Exercise brief: Set down every entry below exactly as it stands.

┌──

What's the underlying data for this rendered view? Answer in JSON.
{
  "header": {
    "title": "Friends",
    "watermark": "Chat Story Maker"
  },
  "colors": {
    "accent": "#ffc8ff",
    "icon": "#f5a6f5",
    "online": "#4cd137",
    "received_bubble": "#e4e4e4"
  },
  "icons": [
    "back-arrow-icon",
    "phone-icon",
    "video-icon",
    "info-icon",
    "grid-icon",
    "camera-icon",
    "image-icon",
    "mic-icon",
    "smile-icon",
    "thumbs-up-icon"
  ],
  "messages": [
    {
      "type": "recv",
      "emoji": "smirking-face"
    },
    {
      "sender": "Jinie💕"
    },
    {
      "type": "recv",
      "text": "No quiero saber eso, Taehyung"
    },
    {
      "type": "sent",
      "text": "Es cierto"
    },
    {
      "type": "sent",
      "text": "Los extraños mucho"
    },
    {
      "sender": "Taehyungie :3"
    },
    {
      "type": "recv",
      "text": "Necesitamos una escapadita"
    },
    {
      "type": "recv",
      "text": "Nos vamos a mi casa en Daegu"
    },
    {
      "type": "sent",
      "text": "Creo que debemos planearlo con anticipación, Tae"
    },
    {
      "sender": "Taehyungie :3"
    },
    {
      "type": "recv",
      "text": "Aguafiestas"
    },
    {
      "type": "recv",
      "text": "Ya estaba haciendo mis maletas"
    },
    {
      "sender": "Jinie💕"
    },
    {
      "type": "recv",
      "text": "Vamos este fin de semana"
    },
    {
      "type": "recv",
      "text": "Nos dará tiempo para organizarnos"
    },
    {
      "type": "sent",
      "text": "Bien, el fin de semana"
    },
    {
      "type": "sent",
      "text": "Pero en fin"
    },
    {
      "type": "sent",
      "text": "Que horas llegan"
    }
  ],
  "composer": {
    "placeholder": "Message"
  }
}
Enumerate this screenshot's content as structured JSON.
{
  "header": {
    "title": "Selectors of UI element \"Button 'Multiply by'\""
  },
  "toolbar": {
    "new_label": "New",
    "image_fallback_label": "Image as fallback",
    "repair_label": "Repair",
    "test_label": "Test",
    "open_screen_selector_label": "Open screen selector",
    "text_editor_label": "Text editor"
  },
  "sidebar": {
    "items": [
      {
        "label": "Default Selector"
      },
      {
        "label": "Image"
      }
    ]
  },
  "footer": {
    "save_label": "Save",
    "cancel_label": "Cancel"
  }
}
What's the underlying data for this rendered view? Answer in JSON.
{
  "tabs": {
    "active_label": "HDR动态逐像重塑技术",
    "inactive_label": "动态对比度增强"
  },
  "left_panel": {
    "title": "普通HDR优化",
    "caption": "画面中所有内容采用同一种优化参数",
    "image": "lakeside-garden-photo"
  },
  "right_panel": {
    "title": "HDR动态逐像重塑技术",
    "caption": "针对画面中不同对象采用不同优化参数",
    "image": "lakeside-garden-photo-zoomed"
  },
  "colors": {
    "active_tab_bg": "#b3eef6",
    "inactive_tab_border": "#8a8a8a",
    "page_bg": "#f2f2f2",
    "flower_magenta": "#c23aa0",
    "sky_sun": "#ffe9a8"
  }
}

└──

Solution below:
What's the underlying data for this rendered view? Answer in JSON.
{
  "header": {
    "title": "Friends",
    "watermark": "Chat Story Maker"
  },
  "colors": {
    "accent": "#ffc8ff",
    "icon": "#f5a6f5",
    "online": "#4cd137",
    "received_bubble": "#e4e4e4"
  },
  "icons": [
    "back-arrow-icon",
    "phone-icon",
    "video-icon",
    "info-icon",
    "grid-icon",
    "camera-icon",
    "image-icon",
    "mic-icon",
    "smile-icon",
    "thumbs-up-icon"
  ],
  "messages": [
    {
      "type": "recv",
      "emoji": "smirking-face"
    },
    {
      "sender": "Jinie💕"
    },
    {
      "type": "recv",
      "text": "No quiero saber eso, Taehyung"
    },
    {
      "type": "sent",
      "text": "Es cierto"
    },
    {
      "type": "sent",
      "text": "Los extraños mucho"
    },
    {
      "sender": "Taehyungie :3"
    },
    {
      "type": "recv",
      "text": "Necesitamos una escapadita"
    },
    {
      "type": "recv",
      "text": "Nos vamos a mi casa en Daegu"
    },
    {
      "type": "sent",
      "text": "Creo que debemos planearlo con anticipación, Tae"
    },
    {
      "sender": "Taehyungie :3"
    },
    {
      "type": "recv",
      "text": "Aguafiestas"
    },
    {
      "type": "recv",
      "text": "Ya estaba haciendo mis maletas"
    },
    {
      "sender": "Jinie💕"
    },
    {
      "type": "recv",
      "text": "Vamos este fin de semana"
    },
    {
      "type": "recv",
      "text": "Nos dará tiempo para organizarnos"
    },
    {
      "type": "sent",
      "text": "Bien, el fin de semana"
    },
    {
      "type": "sent",
      "text": "Pero en fin"
    },
    {
      "type": "sent",
      "text": "Que horas llegan"
    }
  ],
  "composer": {
    "placeholder": "Message"
  }
}
Enumerate this screenshot's content as structured JSON.
{
  "header": {
    "title": "Selectors of UI element \"Button 'Multiply by'\""
  },
  "toolbar": {
    "new_label": "New",
    "image_fallback_label": "Image as fallback",
    "repair_label": "Repair",
    "test_label": "Test",
    "open_screen_selector_label": "Open screen selector",
    "text_editor_label": "Text editor"
  },
  "sidebar": {
    "items": [
      {
        "label": "Default Selector"
      },
      {
        "label": "Image"
      }
    ]
  },
  "footer": {
    "save_label": "Save",
    "cancel_label": "Cancel"
  }
}
What's the underlying data for this rendered view? Answer in JSON.
{
  "tabs": {
    "active_label": "HDR动态逐像重塑技术",
    "inactive_label": "动态对比度增强"
  },
  "left_panel": {
    "title": "普通HDR优化",
    "caption": "画面中所有内容采用同一种优化参数",
    "image": "lakeside-garden-photo"
  },
  "right_panel": {
    "title": "HDR动态逐像重塑技术",
    "caption": "针对画面中不同对象采用不同优化参数",
    "image": "lakeside-garden-photo-zoomed"
  },
  "colors": {
    "active_tab_bg": "#b3eef6",
    "inactive_tab_border": "#8a8a8a",
    "page_bg": "#f2f2f2",
    "flower_magenta": "#c23aa0",
    "sky_sun": "#ffe9a8"
  }
}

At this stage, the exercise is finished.